* PROBLEM DESCRIPTION: Your answer should be every line of the records that contains the word "screenshot", copied as it stands.

□ □ □ □ □ □ □

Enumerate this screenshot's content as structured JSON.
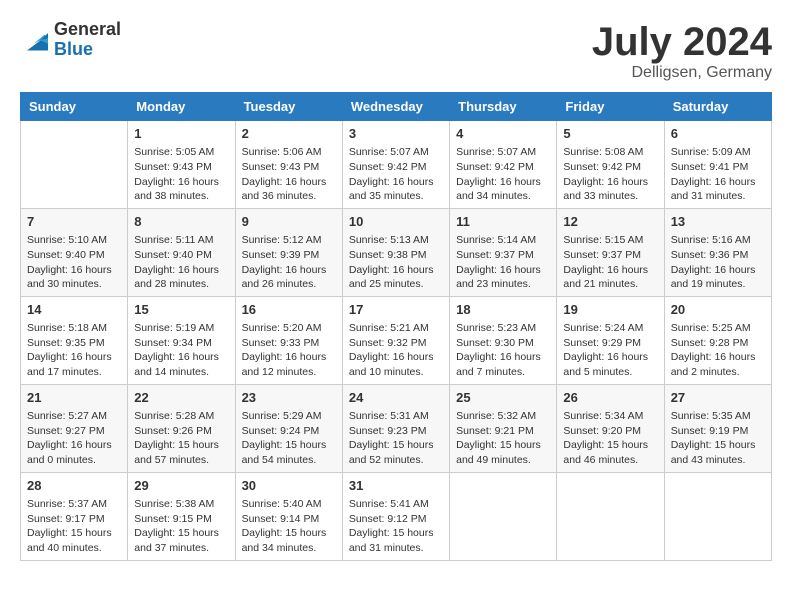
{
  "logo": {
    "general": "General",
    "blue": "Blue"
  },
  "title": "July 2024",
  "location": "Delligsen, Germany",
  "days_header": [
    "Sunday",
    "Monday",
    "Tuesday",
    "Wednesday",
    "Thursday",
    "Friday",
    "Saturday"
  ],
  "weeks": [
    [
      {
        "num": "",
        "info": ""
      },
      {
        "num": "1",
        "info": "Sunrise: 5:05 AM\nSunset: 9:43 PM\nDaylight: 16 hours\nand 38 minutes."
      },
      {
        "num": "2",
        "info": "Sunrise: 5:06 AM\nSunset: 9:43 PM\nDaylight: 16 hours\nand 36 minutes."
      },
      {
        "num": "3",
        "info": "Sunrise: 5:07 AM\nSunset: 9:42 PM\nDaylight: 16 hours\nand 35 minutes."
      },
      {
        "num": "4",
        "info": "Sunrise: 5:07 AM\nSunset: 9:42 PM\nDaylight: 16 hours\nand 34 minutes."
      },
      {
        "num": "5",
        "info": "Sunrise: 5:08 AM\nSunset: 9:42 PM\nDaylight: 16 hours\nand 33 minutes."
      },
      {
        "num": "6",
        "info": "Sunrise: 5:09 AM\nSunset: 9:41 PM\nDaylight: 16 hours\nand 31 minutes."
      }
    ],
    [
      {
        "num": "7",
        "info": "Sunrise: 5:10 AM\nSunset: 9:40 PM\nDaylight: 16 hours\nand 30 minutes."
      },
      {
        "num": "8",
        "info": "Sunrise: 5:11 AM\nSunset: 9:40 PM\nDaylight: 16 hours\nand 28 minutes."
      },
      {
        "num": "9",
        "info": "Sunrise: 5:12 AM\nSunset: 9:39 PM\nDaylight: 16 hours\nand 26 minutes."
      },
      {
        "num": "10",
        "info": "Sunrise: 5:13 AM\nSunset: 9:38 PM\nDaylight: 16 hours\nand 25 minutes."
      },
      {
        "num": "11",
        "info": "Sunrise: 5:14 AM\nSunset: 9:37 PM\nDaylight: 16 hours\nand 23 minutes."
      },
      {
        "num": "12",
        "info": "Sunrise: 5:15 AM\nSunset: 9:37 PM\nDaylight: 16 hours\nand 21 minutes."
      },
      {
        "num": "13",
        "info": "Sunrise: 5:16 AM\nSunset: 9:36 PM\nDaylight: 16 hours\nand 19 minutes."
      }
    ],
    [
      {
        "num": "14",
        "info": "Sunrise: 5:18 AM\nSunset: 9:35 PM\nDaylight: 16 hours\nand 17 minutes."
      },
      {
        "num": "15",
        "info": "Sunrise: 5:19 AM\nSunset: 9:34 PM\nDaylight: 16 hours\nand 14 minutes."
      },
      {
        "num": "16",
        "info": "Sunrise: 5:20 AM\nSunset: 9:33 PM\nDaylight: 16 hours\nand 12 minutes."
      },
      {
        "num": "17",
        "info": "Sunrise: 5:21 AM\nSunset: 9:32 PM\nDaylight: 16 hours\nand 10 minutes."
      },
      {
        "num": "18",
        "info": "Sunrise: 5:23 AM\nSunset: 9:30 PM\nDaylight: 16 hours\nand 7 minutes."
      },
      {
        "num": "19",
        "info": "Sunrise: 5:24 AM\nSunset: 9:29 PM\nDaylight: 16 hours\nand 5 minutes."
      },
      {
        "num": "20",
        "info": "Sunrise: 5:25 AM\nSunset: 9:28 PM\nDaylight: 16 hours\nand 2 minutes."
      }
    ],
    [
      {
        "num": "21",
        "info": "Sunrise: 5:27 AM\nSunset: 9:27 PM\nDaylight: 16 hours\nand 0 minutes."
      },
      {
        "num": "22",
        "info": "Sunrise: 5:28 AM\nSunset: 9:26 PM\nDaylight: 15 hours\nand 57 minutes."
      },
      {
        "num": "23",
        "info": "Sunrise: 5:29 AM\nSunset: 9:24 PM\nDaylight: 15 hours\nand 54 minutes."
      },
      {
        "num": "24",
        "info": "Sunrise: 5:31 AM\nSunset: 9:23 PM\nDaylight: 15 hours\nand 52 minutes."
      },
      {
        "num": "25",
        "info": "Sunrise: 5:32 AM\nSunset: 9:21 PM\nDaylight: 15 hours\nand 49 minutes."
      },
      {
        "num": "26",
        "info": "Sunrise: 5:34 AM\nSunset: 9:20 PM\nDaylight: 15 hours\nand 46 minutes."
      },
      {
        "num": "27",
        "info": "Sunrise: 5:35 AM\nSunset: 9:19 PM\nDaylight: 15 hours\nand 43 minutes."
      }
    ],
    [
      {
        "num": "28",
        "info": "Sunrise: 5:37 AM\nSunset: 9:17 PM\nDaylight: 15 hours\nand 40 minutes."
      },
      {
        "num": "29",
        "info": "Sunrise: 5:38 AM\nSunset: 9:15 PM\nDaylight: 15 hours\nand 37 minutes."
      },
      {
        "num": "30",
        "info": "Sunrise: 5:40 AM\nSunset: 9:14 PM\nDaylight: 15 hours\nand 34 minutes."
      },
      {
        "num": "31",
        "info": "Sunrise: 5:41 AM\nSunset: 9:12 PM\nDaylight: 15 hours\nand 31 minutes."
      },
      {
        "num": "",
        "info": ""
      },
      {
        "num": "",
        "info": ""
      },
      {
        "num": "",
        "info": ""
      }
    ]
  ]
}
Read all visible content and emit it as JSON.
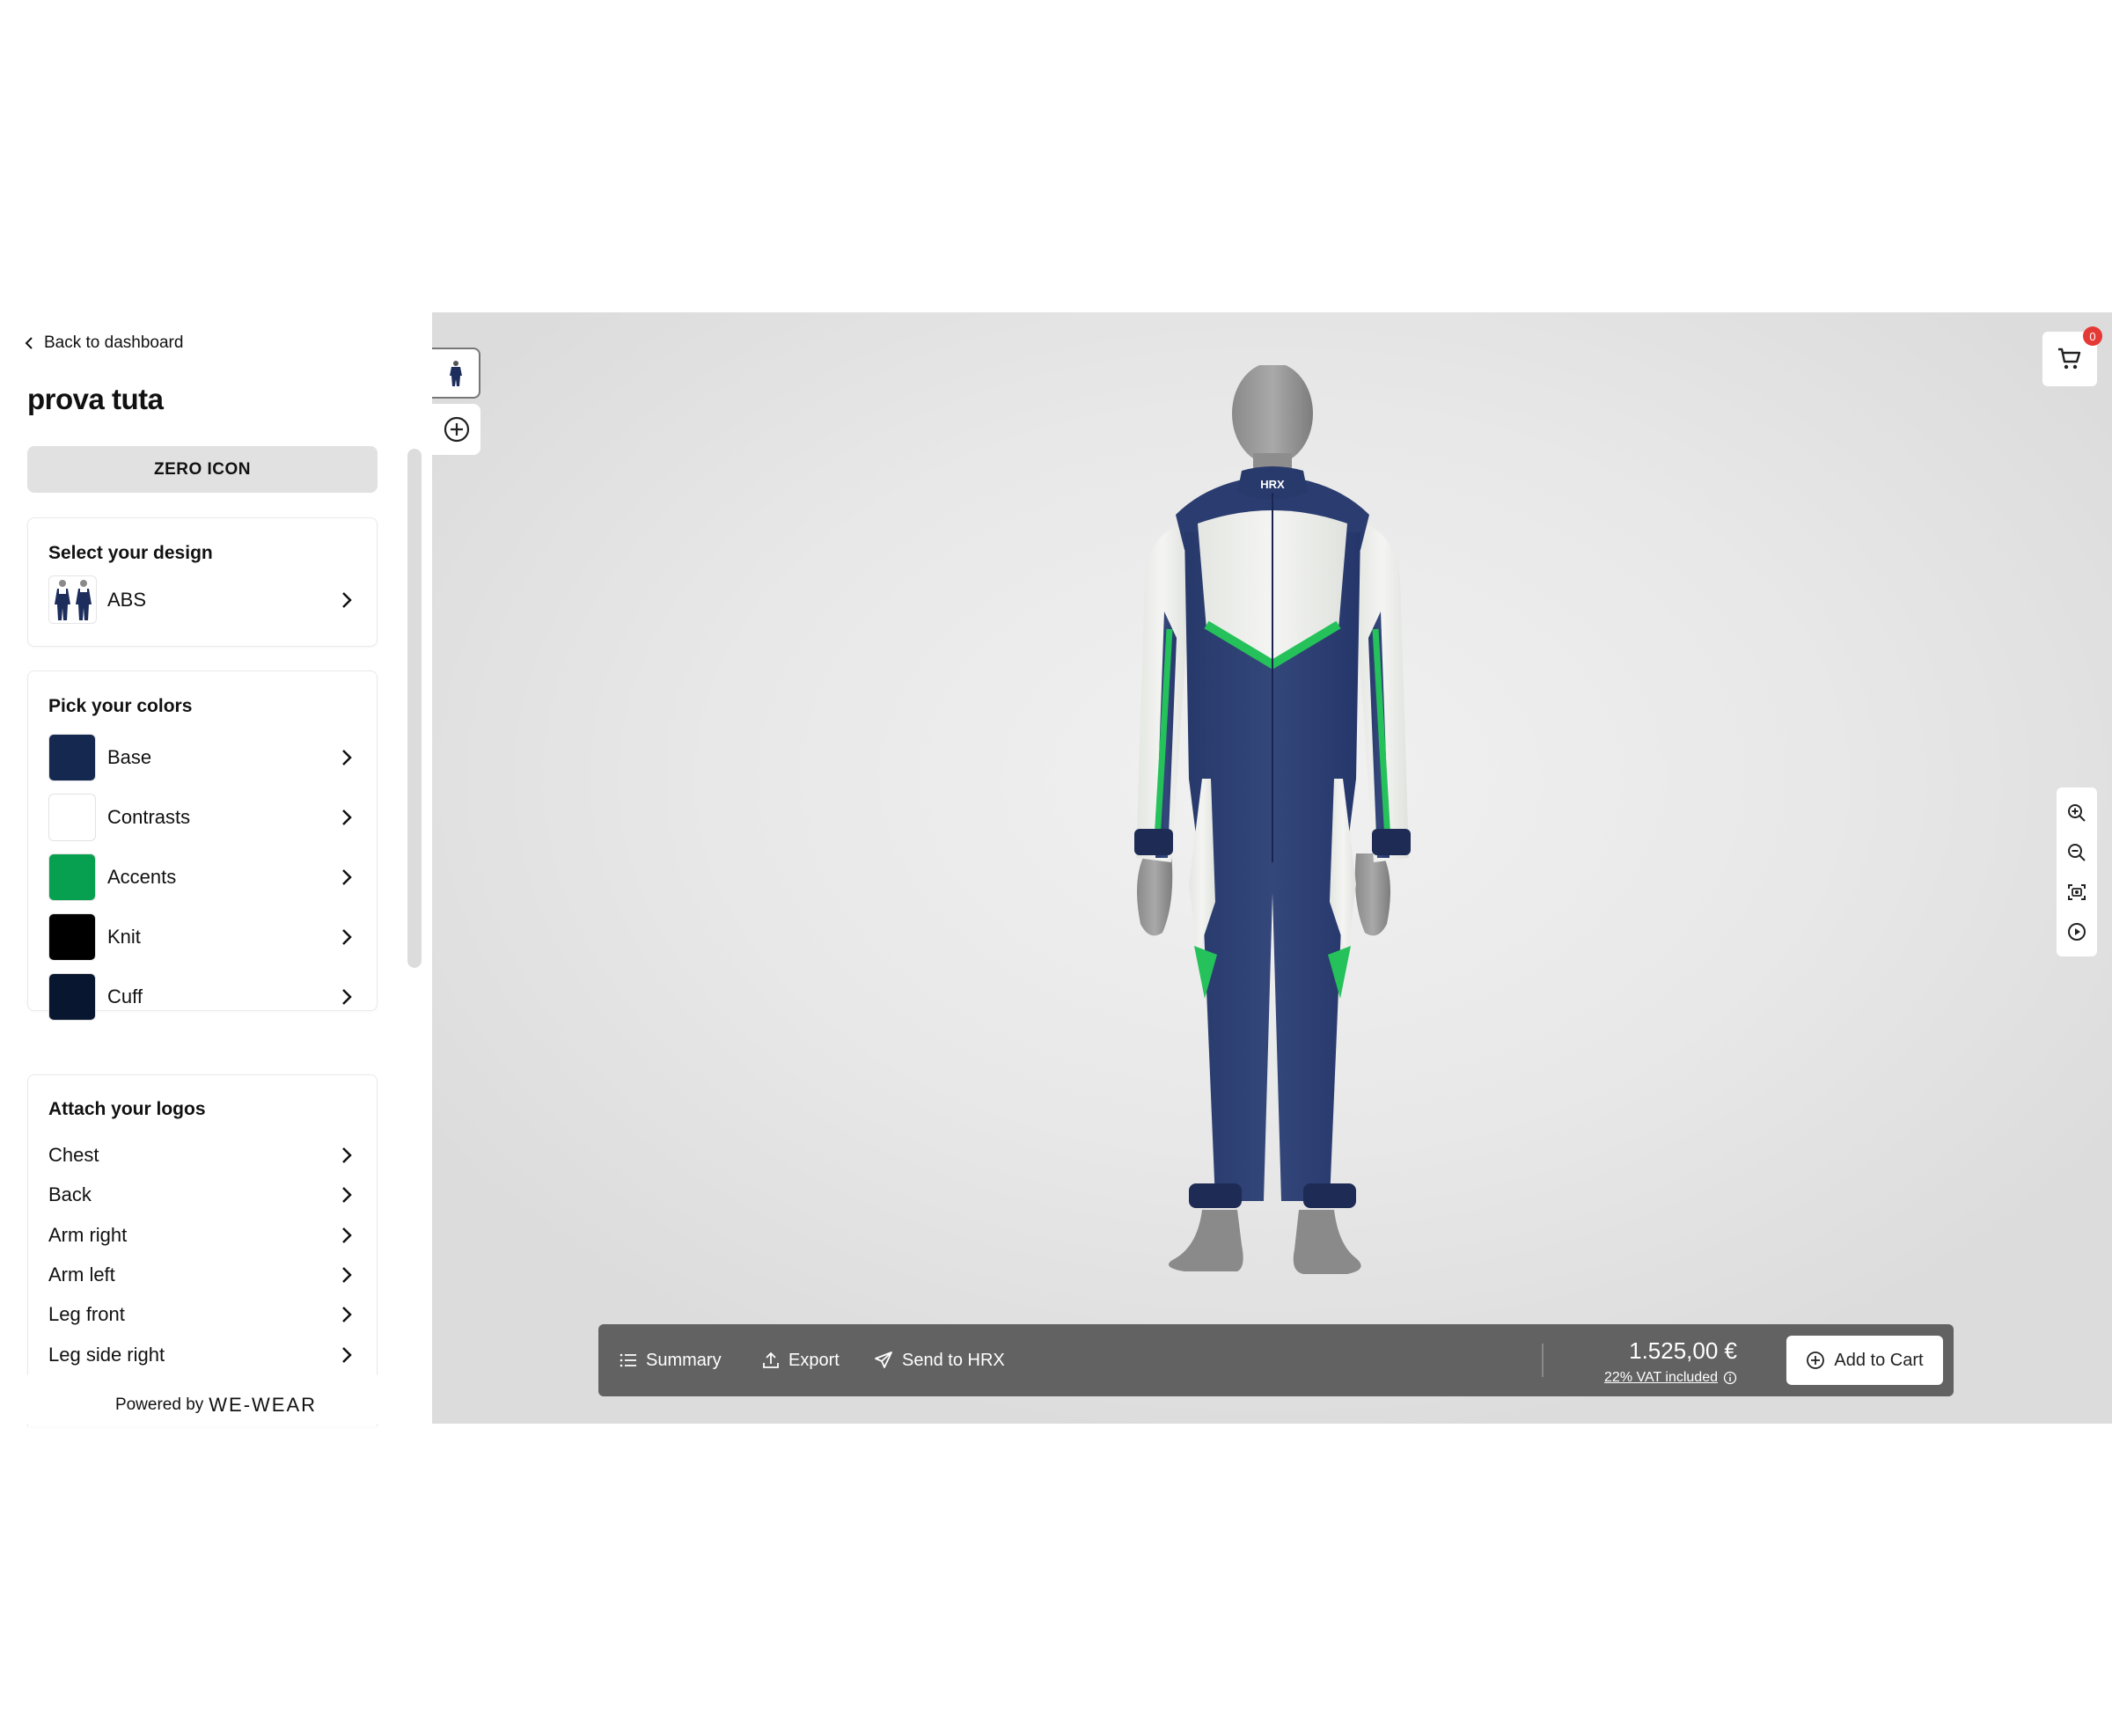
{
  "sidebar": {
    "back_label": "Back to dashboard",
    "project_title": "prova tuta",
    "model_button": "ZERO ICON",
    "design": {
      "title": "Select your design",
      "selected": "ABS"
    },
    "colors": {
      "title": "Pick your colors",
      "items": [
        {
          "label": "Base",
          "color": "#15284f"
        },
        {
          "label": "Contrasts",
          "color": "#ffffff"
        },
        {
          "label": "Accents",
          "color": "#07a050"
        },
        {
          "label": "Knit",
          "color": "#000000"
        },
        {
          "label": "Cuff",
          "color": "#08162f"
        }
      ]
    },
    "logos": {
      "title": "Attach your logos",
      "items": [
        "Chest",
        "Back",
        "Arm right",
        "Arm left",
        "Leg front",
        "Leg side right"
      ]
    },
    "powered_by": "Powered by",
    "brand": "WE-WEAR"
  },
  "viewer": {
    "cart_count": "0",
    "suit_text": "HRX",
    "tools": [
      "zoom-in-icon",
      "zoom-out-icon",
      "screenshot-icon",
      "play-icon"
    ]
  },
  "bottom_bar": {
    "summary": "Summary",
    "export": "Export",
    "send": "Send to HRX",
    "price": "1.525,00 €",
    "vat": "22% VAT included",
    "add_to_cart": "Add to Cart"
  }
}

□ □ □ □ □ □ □

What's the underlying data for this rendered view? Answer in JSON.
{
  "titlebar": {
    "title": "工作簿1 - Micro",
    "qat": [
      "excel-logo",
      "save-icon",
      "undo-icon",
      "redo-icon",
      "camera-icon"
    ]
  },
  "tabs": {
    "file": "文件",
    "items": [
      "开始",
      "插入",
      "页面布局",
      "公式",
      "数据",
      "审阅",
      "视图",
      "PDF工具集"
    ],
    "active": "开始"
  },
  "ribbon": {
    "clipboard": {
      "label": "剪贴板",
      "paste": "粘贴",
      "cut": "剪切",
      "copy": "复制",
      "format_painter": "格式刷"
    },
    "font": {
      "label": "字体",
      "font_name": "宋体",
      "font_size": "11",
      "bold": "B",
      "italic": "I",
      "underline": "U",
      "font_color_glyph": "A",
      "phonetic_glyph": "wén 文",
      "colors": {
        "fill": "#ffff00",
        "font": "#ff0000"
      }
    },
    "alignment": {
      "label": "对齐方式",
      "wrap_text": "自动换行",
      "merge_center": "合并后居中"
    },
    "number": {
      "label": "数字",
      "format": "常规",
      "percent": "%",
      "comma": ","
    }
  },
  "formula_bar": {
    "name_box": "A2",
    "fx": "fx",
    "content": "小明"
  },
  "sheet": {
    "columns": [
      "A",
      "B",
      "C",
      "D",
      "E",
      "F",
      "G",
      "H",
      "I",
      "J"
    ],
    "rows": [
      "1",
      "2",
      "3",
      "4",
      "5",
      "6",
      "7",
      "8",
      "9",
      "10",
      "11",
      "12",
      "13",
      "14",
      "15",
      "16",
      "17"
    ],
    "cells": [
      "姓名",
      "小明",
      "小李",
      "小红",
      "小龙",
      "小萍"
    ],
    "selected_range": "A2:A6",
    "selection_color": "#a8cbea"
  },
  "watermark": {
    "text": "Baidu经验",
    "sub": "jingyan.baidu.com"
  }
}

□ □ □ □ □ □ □

* SOLUTION TO THIS TASK:
Enumerate this screenshot's content as structured JSON.
      "screenshot-icon",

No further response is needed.